**Problem description**
Work through the data below and state how many lines contain "heading", giving that number alone.

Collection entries
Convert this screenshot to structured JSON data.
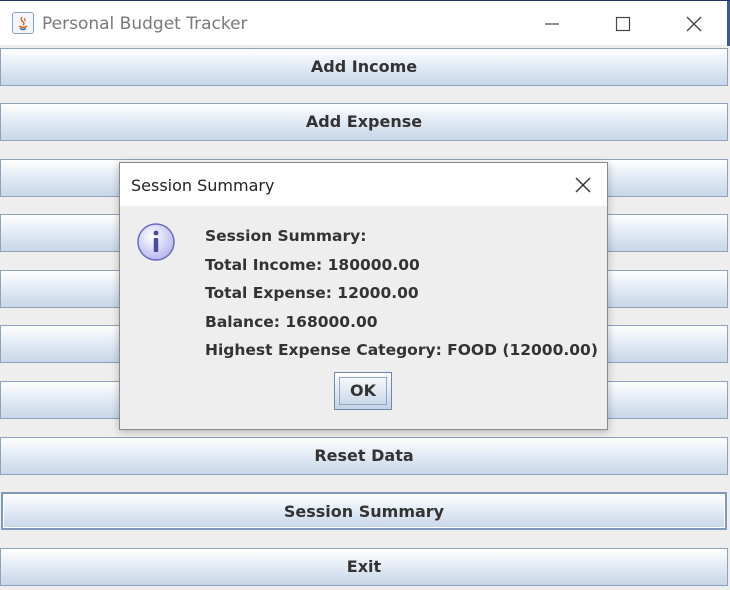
{
  "window": {
    "title": "Personal Budget Tracker",
    "controls": [
      "minimize-icon",
      "maximize-icon",
      "close-icon"
    ]
  },
  "buttons": [
    {
      "label": "Add Income"
    },
    {
      "label": "Add Expense"
    },
    {
      "label": ""
    },
    {
      "label": ""
    },
    {
      "label": ""
    },
    {
      "label": ""
    },
    {
      "label": ""
    },
    {
      "label": "Reset Data"
    },
    {
      "label": "Session Summary"
    },
    {
      "label": "Exit"
    }
  ],
  "dialog": {
    "title": "Session Summary",
    "icon": "info-icon",
    "lines": [
      "Session Summary:",
      "Total Income: 180000.00",
      "Total Expense: 12000.00",
      "Balance: 168000.00",
      "Highest Expense Category: FOOD (12000.00)"
    ],
    "ok_label": "OK"
  },
  "colors": {
    "button_top": "#ffffff",
    "button_bottom": "#c8d6e8",
    "button_border": "#8da2bd",
    "info_icon": "#b8b8f0"
  }
}
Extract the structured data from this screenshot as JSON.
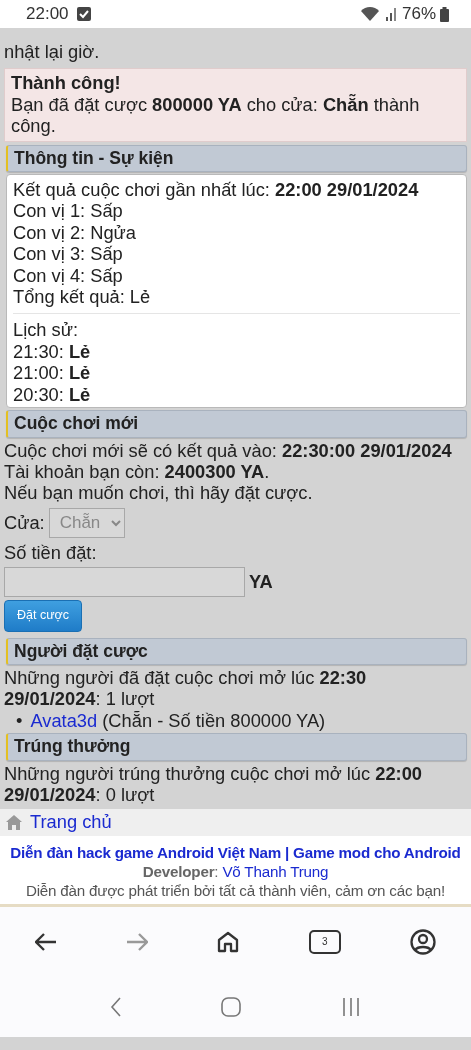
{
  "status_bar": {
    "time": "22:00",
    "battery": "76%"
  },
  "notice": {
    "text": "nhật lại giờ."
  },
  "alert": {
    "title": "Thành công!",
    "message": "Bạn đã đặt cược **800000 YA** cho cửa: **Chẵn** thành công."
  },
  "info": {
    "heading": "Thông tin - Sự kiện",
    "result_lines": [
      "Kết quả cuộc chơi gần nhất lúc: **22:00 29/01/2024**",
      "Con vị 1: Sấp",
      "Con vị 2: Ngửa",
      "Con vị 3: Sấp",
      "Con vị 4: Sấp",
      "Tổng kết quả: Lẻ"
    ],
    "history_label": "Lịch sử:",
    "history": [
      "21:30: **Lẻ**",
      "21:00: **Lẻ**",
      "20:30: **Lẻ**"
    ]
  },
  "new_game": {
    "heading": "Cuộc chơi mới",
    "lines": [
      "Cuộc chơi mới sẽ có kết quả vào: **22:30:00 29/01/2024**",
      "Tài khoản bạn còn: **2400300 YA**.",
      "Nếu bạn muốn chơi, thì hãy đặt cược."
    ],
    "door_label": "Cửa:",
    "door_select": {
      "value": "Chẵn",
      "disabled": true
    },
    "amount_label": "Số tiền đặt:",
    "unit": "YA",
    "submit": "Đặt cược"
  },
  "bettors": {
    "heading": "Người đặt cược",
    "summary": "Những người đã đặt cuộc chơi mở lúc **22:30 29/01/2024**: 1 lượt",
    "entries": [
      {
        "marker": "•",
        "user": "Avata3d",
        "detail": "(Chẵn - Số tiền 800000 YA)"
      }
    ]
  },
  "winners": {
    "heading": "Trúng thưởng",
    "summary": "Những người trúng thưởng cuộc chơi mở lúc **22:00 29/01/2024**: 0 lượt"
  },
  "home_link": "Trang chủ",
  "footer": {
    "site_title": "Diễn đàn hack game Android Việt Nam | Game mod cho Android",
    "developer_label": "**Developer**:",
    "developer_name": "Võ Thanh Trung",
    "thanks": "Diễn đàn được phát triển bởi tất cả thành viên, cảm ơn các bạn!"
  },
  "browser_nav": {
    "tab_count": "3",
    "forward_disabled": true
  }
}
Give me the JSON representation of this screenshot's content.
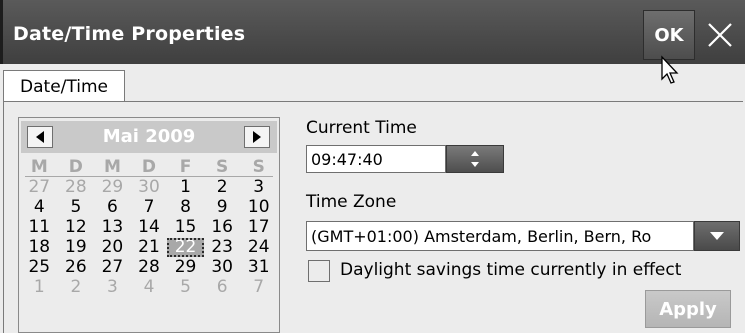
{
  "window": {
    "title": "Date/Time Properties",
    "ok_label": "OK"
  },
  "tabs": [
    {
      "label": "Date/Time",
      "active": true
    }
  ],
  "calendar": {
    "month_label": "Mai 2009",
    "weekdays": [
      "M",
      "D",
      "M",
      "D",
      "F",
      "S",
      "S"
    ],
    "weeks": [
      [
        "27",
        "28",
        "29",
        "30",
        "1",
        "2",
        "3"
      ],
      [
        "4",
        "5",
        "6",
        "7",
        "8",
        "9",
        "10"
      ],
      [
        "11",
        "12",
        "13",
        "14",
        "15",
        "16",
        "17"
      ],
      [
        "18",
        "19",
        "20",
        "21",
        "22",
        "23",
        "24"
      ],
      [
        "25",
        "26",
        "27",
        "28",
        "29",
        "30",
        "31"
      ],
      [
        "1",
        "2",
        "3",
        "4",
        "5",
        "6",
        "7"
      ]
    ],
    "selected_day": "22"
  },
  "current_time": {
    "label": "Current Time",
    "value": "09:47:40"
  },
  "time_zone": {
    "label": "Time Zone",
    "value": "(GMT+01:00) Amsterdam, Berlin, Bern, Ro"
  },
  "daylight": {
    "label": "Daylight savings time currently in effect",
    "checked": false
  },
  "apply_label": "Apply",
  "colors": {
    "titlebar": "#4a4a4a",
    "background": "#ececec",
    "disabled_text": "#a8a8a8"
  }
}
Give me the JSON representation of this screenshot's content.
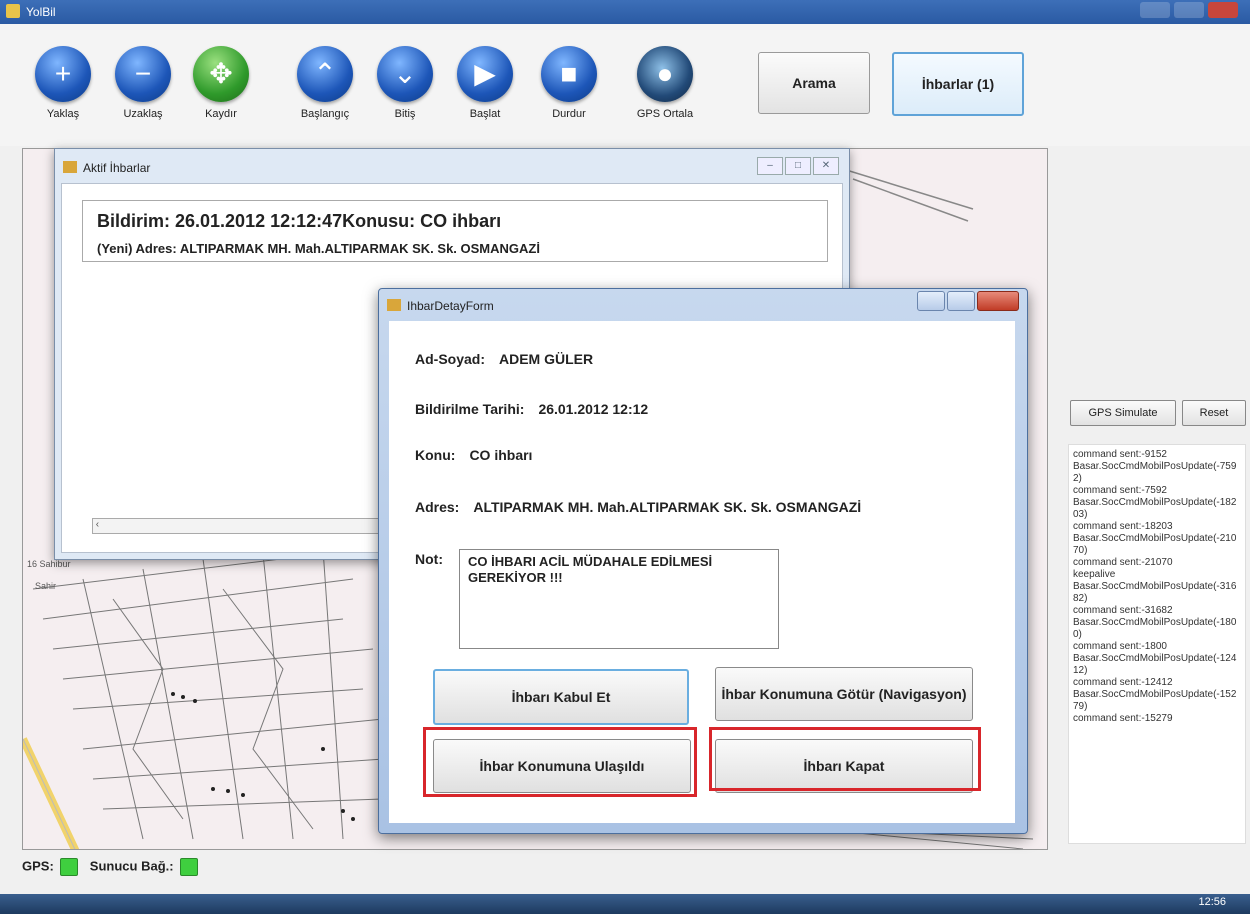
{
  "window": {
    "title": "YolBil"
  },
  "toolbar": {
    "buttons": [
      {
        "label": "Yaklaş",
        "icon": "plus-icon"
      },
      {
        "label": "Uzaklaş",
        "icon": "minus-icon"
      },
      {
        "label": "Kaydır",
        "icon": "move-icon"
      },
      {
        "label": "Başlangıç",
        "icon": "double-up-icon"
      },
      {
        "label": "Bitiş",
        "icon": "double-down-icon"
      },
      {
        "label": "Başlat",
        "icon": "play-icon"
      },
      {
        "label": "Durdur",
        "icon": "stop-icon"
      },
      {
        "label": "GPS Ortala",
        "icon": "globe-icon"
      }
    ],
    "search_label": "Arama",
    "reports_label": "İhbarlar (1)"
  },
  "aktif_window": {
    "title": "Aktif İhbarlar",
    "item_line1": "Bildirim: 26.01.2012 12:12:47Konusu: CO ihbarı",
    "item_line2": "(Yeni) Adres: ALTIPARMAK MH. Mah.ALTIPARMAK SK. Sk. OSMANGAZİ"
  },
  "detail_form": {
    "title": "IhbarDetayForm",
    "name_label": "Ad-Soyad:",
    "name_value": "ADEM GÜLER",
    "date_label": "Bildirilme Tarihi:",
    "date_value": "26.01.2012 12:12",
    "subject_label": "Konu:",
    "subject_value": "CO ihbarı",
    "address_label": "Adres:",
    "address_value": "ALTIPARMAK MH. Mah.ALTIPARMAK SK. Sk. OSMANGAZİ",
    "note_label": "Not:",
    "note_value": "CO İHBARI ACİL MÜDAHALE EDİLMESİ GEREKİYOR !!!",
    "accept_label": "İhbarı Kabul Et",
    "navigate_label": "İhbar Konumuna Götür (Navigasyon)",
    "arrived_label": "İhbar Konumuna Ulaşıldı",
    "close_label": "İhbarı Kapat"
  },
  "side_panel": {
    "gps_simulate_label": "GPS Simulate",
    "reset_label": "Reset",
    "log": [
      "command sent:-9152",
      "Basar.SocCmdMobilPosUpdate(-7592)",
      "command sent:-7592",
      "Basar.SocCmdMobilPosUpdate(-18203)",
      "command sent:-18203",
      "Basar.SocCmdMobilPosUpdate(-21070)",
      "command sent:-21070",
      "keepalive",
      "Basar.SocCmdMobilPosUpdate(-31682)",
      "command sent:-31682",
      "Basar.SocCmdMobilPosUpdate(-1800)",
      "command sent:-1800",
      "Basar.SocCmdMobilPosUpdate(-12412)",
      "command sent:-12412",
      "Basar.SocCmdMobilPosUpdate(-15279)",
      "command sent:-15279"
    ]
  },
  "status": {
    "gps_label": "GPS:",
    "server_label": "Sunucu Bağ.:"
  },
  "map_labels": {
    "sahir": "Sahir",
    "street_16": "16 Sahibur"
  },
  "taskbar": {
    "clock": "12:56"
  },
  "colors": {
    "highlight": "#d8262b",
    "led": "#3fcf3f",
    "accent": "#1d56b8"
  }
}
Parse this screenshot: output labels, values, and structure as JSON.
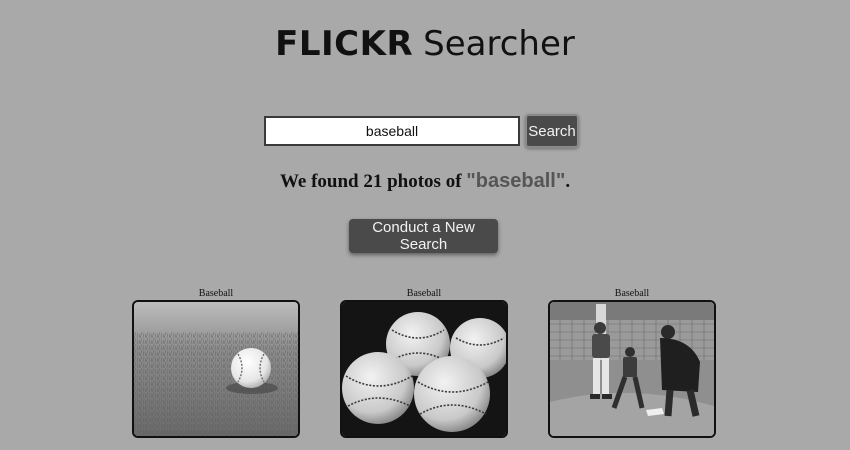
{
  "header": {
    "brand": "FLICKR",
    "title_rest": "Searcher"
  },
  "search": {
    "value": "baseball",
    "button_label": "Search"
  },
  "result": {
    "prefix": "We found 21 photos of ",
    "term": "\"baseball\"",
    "suffix": "."
  },
  "actions": {
    "new_search_label": "Conduct a New Search"
  },
  "photos": [
    {
      "caption": "Baseball",
      "subject": "baseball-on-grass"
    },
    {
      "caption": "Baseball",
      "subject": "four-baseballs"
    },
    {
      "caption": "Baseball",
      "subject": "youth-baseball-players"
    }
  ]
}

**Answer for this exercise**
4